I wouldn’t say the regular season was entirely meaningless, but the Cavaliers and Warriors are here once again to make you feel like it is. After more than seven months of basketball and two tumultuous seven-game conference finals, we are back to the beginning again. Cleveland and Golden State are set to face off in the NBA Finals for the fourth time in a row. Here are three immediate questions before we get on this roller-coaster ride one more time:
How Much Does LeBron James Have Left?
When we last saw LeBron, he was either lying on the floor while Ty Lue accepted the East championship trophy, or sitting at his locker with ice affixed to his knees while his teammates celebrated in the locker room. LeBron’s had a long day at work that’s lasted seven months. And it’s not over yet.
The Cavs superstar is coming off a stretch in which he played 46 minutes and 48 minutes back to back. He’s coming off two seven-game series with a sweep of Toronto in between and having played 743 of a possible 864 playoff minutes. And he’s coming off a regular season in which he played all 82 games. He is 33 years old and has played 54,168 career minutes. Just listing off LeBron’s workload this season is exhausting, but it hasn’t become a deterrent—yet.
Everything about James’s workload points to a Finals decline, but his playoff production is among the best in history (his 33.1 PER would rank fourth all-time). My guess is that won’t change unless the Warriors sell out to stop him and force the Cavs’ ragtag supporting cast to beat them. Then again, the Rockets showed in Monday’s Game 7 loss what can happen against the Warriors if the perimeter shots stop falling (27 missed 3s in a row!) and your star player is too spent to pick up the slack.
Can the Cavs Learn Anything From the Rockets?
The Cavs cannot add Chris Paul to their roster, so no. But if we’re here to entertain Cleveland’s chances in a series against a team that has four future Hall of Fame players, the Rockets actually made the Warriors feel beatable. A dent in the armor can maybe inspire some belief.
Houston’s defense and overall strategy threw Golden State out of rhythm for three and a half games, bringing forth a discombobulation from the Warriors that hadn’t been seen in the playoffs since, well, they blew a 3-1 series lead to the Cavaliers in 2016.
“This is a situation we’ve never been in before,” Curry said Monday night after edging out the Rockets in Game 7. “We even had a moment in the first half when guys started to get a little edgy.” Cleveland has to find a way to replicate that angst and hope that it affects the Warriors from the inside out. Whether by getting hot from deep—which the Cavs did well in the regular season (37.2 percent) but haven’t done so well in the playoffs (33.9 percent)—forcing Golden State into an iso-heavy offense, or simply getting in Draymond Green’s head, there’s room to create some chaos in a series that once again appears lopsided from the start.
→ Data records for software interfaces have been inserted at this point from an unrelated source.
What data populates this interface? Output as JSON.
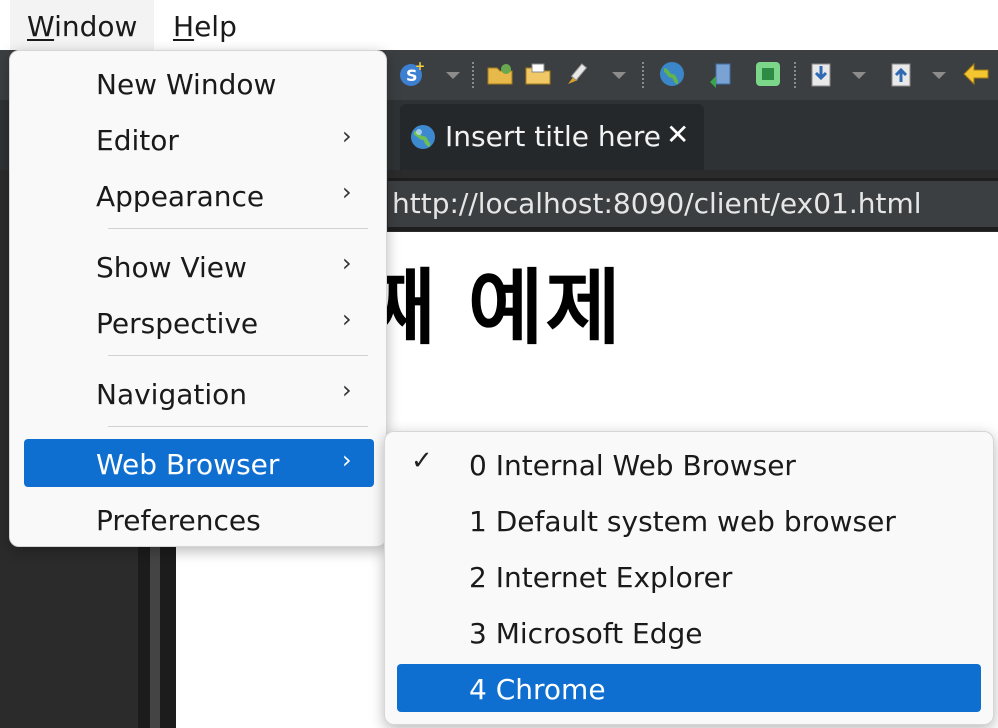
{
  "menubar": {
    "items": [
      {
        "mnemonic": "W",
        "rest": "indow"
      },
      {
        "mnemonic": "H",
        "rest": "elp"
      }
    ]
  },
  "browser_tab": {
    "title": "Insert title here",
    "close_glyph": "✕",
    "icon": "globe-icon"
  },
  "address_bar": {
    "url": "http://localhost:8090/client/ex01.html"
  },
  "page": {
    "heading": "째 예제"
  },
  "window_menu": {
    "items": [
      {
        "label": "New Window"
      },
      {
        "label": "Editor",
        "arrow": "›"
      },
      {
        "label": "Appearance",
        "arrow": "›"
      },
      {
        "label": "Show View",
        "arrow": "›"
      },
      {
        "label": "Perspective",
        "arrow": "›"
      },
      {
        "label": "Navigation",
        "arrow": "›"
      },
      {
        "label": "Web Browser",
        "arrow": "›"
      },
      {
        "label": "Preferences"
      }
    ],
    "selected_item": "Web Browser"
  },
  "web_browser_submenu": {
    "checked_glyph": "✓",
    "items": [
      {
        "label": "0 Internal Web Browser"
      },
      {
        "label": "1 Default system web browser"
      },
      {
        "label": "2 Internet Explorer"
      },
      {
        "label": "3 Microsoft Edge"
      },
      {
        "label": "4 Chrome"
      }
    ],
    "checked_item": "0 Internal Web Browser",
    "selected_item": "4 Chrome"
  },
  "colors": {
    "selection": "#0f6fd1",
    "menu_bg": "#f9f9f9",
    "toolbar_bg": "#3b3f42"
  }
}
Do the Warriors Have a Worse Bench? Does It Matter?
The advantage the Warriors have at the top is obvious. But look beyond Kevin Durant, Steph Curry, Draymond Green, and Klay Thompson, and things are dicier than usual. Andre Iguodala has missed four straight games with a lower left leg contusion, and his absence has exposed some holes in Golden State’s roster. Steve Kerr has been forced to play Kevon Looney, rookie Jordan Bell, and Nick Freakin’ Young more minutes than anyone should. Meanwhile, Quinn Cook, David West, JaVale McGee, and Zaza Pachulia have gone from rotation players to cheerleaders. A lack of wings almost cost the Warriors a fourth West title.
Of course, the depth on Cleveland’s side isn’t exactly stellar, either. This may be the weakest supporting cast in LeBron’s career, and after so much midseason turnover, it doesn’t even have the benefit of continuity. The glass-half-full view is that George Hill will continue to improve as the Cavs go deeper into the playoffs, that Larry Nance Jr.’s resurgence and Tristan Thompson’s rebounding will give the Warriors’ big men trouble, and that Kyle Korver and J.R. Smith can catch fire from 3 with some degree of consistency. The glass-half-empty view is simple: The concussion-like symptoms that kept Kevin Love out of Game 7 will put his impact in question (if it wasn’t already before the injury), and trusting Nance and Smith seems like it could backfire quickly. Cleveland could barely survive a Game 7 against the Celtics with LeBron on the floor for every minute. How will they survive against the Warriors when he has to come off?
But given how well LeBron is playing, the supporting cast’s production in the precious few minutes when he checks out can be the difference between losing by 20 and giving LeBron a chance to win a game in crunch time.